Without my knowledge, another internet marketing firm whose name I shall not sully here, approached my dentist client with a method to achieve this objective for him (verifying the Google Adwords campaign was making the phone ring) by setting up a mirror site that was in every respect the same as his regular website, except for the phone number, and they sent the Google Adwords traffic to that mirror site instead of his regular site, and answered the phone for him so they could track the conversions.
In essence, they set up a .net domain name registered in their name (!) for him, and copied the content of his .com site over to it.
This is a BAD IDEA for SEO! Don’t do this!
The mirror site resulted in duplicate content being registered by Google when both sites were indexed and cached by Google, and BOTH sites were dropped entirely from the Google natural search results for trying to spam Google with duplicate content; it was quite a crash from his #1 rankings for his keywords in Google’s natural search results. All traffic to the site dried up.
In all fairness to that nameless marketing firm, they had put in place a robots.txt file that should have kept Google from indexing the mirror site — but it didn’t. Their lesson learned: Google doesn’t always obey what it says in the robots.txt file. I could have told them that, but nobody asked me.

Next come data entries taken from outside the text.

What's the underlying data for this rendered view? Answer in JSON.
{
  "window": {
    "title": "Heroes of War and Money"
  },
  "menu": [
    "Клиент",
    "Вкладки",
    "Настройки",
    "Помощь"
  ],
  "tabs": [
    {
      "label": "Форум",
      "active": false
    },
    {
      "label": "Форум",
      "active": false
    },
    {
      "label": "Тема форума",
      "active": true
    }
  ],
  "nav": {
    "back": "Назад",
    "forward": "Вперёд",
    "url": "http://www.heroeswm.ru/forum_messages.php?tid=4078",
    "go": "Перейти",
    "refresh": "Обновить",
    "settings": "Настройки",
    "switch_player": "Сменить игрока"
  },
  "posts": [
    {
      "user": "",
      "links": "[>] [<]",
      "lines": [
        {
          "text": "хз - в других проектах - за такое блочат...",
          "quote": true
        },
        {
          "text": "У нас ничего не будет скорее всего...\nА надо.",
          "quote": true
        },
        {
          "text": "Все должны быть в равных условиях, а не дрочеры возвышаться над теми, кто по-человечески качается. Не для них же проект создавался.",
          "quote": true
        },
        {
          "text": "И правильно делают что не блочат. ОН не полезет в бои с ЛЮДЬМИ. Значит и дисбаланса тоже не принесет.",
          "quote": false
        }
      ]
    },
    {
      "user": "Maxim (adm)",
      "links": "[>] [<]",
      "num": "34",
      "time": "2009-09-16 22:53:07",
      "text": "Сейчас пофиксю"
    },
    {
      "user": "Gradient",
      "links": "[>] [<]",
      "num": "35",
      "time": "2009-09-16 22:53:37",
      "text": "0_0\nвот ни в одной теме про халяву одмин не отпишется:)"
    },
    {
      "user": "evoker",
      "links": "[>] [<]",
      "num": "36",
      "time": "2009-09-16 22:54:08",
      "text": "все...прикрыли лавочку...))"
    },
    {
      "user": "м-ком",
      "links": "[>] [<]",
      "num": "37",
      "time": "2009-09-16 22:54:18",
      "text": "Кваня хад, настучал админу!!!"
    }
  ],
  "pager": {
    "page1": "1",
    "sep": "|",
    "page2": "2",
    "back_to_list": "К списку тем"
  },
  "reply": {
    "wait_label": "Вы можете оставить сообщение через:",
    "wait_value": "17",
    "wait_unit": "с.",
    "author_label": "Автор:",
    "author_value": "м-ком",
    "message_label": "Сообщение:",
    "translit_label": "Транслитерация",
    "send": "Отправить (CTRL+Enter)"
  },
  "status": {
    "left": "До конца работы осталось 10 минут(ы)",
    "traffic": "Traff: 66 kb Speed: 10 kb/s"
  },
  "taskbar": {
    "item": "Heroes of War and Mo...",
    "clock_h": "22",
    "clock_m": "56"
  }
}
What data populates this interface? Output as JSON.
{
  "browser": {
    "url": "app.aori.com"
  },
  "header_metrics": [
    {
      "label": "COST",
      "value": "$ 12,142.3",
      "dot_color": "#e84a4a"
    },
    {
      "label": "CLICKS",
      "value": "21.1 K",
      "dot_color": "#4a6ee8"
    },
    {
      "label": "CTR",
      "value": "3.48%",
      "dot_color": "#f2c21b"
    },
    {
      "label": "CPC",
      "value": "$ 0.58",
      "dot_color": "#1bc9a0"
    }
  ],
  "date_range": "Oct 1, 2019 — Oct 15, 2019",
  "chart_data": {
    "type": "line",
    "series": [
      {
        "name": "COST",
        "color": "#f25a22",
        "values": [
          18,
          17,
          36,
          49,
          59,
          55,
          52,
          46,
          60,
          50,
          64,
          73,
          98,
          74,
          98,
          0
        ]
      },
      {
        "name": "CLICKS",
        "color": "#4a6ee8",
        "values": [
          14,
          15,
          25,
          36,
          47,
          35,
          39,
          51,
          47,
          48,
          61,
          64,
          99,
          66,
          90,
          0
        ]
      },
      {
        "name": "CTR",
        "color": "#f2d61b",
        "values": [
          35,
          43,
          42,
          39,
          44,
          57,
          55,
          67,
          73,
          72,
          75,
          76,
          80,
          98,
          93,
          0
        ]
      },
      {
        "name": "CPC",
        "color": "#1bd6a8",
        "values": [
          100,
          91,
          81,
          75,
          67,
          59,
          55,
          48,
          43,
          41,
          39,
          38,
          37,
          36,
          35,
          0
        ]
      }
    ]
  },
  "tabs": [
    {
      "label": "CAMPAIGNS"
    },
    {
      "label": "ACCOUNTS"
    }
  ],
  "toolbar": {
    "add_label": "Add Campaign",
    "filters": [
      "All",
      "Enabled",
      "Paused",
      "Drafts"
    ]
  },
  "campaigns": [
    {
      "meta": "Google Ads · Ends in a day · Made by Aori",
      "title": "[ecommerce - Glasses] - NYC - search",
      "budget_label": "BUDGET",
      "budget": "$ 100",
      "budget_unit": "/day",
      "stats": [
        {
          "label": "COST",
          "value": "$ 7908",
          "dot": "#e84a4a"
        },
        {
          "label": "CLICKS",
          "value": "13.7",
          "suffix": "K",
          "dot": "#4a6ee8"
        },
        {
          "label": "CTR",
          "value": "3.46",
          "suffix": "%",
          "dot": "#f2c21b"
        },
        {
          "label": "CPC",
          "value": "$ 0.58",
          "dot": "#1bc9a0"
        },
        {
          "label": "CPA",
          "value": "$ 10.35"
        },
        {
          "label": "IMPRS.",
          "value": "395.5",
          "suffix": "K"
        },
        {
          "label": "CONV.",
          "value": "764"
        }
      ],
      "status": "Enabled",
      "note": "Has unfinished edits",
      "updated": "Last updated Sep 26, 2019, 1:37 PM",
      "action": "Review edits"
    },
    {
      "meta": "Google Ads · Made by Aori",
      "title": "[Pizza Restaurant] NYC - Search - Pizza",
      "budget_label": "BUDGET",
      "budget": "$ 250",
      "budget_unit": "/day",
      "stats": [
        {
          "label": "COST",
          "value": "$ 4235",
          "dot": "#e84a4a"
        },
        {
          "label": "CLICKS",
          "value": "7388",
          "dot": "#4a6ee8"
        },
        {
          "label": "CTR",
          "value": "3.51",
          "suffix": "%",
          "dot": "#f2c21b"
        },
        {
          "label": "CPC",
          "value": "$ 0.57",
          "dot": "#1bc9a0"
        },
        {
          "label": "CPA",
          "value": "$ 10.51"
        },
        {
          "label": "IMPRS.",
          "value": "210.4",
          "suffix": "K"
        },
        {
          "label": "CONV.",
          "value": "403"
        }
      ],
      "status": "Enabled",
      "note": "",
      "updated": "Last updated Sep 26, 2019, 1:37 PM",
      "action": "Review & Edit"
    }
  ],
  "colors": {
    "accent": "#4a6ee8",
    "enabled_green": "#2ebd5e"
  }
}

So after his site disappeared from Google’s natural search results, my dentist client called me saying he wanted us to manage his Google Adwords campaign again because he was paying 5 times as much per click as when we used to do it for him, and by the way, could we get him back in the natural search results at Google?’
Well, yeah, I told him, “That’s what we do!”
The first thing we did was take down the mirror .net version of his website and reroute it to his regular .com site, and set up mod rewrites so any crawls by Googlebot only get the .com site, with 301 permanent redirects from the .net site pages to the .com pages. Within a week his site was back in the #1 spot in Google’s natural search results.
But what about his original objective of tracking the phone calls received from his Google Adwords campaigns? How to distinguish those visitors calling off the the Google Adwords campaign from the phone calls he gets from just having terrific placement for his site?
Basically, he needed to know whether it was worthwhile spending his money on Google Adwords, when he has such terrific placement in the natural search results. Is it worth it?
We thought about this for a while and kicked around some php solutions, but we wanted to keep all the pages as static HTML pages.
So we ended up with a simple solution:
1. We set up a second phone number for this dentist that rings on a new line in his office.
So if that new phone number rings — it’s gotta be a Google Adwords conversion.
And that’s how we can track them.